** PROBLEM DESCRIPTION **
Your task is to copy every line of the records below that contains "dropdown".

** MATERIAL SUPPLIED **
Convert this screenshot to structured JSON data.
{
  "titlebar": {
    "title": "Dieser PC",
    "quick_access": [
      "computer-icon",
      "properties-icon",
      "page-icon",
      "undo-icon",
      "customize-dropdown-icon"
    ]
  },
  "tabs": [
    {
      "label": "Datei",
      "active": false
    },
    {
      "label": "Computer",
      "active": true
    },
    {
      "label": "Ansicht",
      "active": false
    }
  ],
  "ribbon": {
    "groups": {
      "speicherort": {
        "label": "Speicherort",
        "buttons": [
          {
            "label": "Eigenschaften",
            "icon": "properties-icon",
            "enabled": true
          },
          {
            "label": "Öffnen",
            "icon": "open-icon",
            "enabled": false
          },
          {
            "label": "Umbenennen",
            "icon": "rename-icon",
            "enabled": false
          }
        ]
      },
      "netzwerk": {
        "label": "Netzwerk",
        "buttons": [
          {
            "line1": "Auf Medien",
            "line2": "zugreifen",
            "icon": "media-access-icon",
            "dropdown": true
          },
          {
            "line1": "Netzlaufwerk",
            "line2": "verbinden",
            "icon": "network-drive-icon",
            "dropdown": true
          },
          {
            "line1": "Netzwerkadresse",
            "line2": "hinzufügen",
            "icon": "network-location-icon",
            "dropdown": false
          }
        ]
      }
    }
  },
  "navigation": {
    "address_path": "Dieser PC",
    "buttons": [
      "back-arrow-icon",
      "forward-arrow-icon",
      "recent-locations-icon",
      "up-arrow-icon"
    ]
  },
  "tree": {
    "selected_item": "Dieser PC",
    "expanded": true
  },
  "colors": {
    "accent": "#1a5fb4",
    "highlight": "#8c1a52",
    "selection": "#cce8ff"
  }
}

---

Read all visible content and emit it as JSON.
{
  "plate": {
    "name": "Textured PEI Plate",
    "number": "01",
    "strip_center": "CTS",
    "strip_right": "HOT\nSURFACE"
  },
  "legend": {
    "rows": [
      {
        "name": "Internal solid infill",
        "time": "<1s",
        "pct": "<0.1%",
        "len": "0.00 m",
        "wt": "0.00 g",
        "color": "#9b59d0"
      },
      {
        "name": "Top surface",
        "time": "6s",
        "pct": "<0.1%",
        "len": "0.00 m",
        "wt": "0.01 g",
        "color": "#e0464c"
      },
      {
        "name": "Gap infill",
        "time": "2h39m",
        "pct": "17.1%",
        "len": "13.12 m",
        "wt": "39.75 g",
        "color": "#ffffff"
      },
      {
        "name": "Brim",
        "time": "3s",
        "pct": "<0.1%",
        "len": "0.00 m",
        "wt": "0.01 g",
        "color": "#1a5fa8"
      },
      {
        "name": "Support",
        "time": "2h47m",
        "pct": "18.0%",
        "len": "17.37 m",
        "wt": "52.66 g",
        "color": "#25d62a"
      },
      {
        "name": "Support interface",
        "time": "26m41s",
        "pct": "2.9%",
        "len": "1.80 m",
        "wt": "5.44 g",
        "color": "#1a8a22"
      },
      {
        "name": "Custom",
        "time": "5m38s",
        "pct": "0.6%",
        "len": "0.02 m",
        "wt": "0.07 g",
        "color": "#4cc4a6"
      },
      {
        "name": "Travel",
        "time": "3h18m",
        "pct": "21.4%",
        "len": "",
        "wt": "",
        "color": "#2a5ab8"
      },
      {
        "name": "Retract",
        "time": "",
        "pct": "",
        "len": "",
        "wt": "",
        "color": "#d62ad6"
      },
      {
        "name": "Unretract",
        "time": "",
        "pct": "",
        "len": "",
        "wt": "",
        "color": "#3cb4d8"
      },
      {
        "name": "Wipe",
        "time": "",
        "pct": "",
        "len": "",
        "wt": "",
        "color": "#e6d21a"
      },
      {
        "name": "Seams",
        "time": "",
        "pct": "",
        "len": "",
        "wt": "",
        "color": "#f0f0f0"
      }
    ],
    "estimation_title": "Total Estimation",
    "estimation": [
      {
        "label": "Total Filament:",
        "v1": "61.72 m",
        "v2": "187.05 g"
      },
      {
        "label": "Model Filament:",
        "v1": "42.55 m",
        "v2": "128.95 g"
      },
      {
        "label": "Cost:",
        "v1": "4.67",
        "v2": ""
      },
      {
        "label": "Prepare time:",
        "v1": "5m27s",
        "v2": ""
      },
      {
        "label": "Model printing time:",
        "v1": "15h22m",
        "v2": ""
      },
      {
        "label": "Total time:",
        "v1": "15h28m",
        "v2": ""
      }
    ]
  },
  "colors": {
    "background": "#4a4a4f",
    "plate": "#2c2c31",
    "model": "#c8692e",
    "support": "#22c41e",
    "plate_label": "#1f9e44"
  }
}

** EXERCISE SOLUTION **
      "customize-dropdown-icon"
            "dropdown": true
            "dropdown": true
            "dropdown": false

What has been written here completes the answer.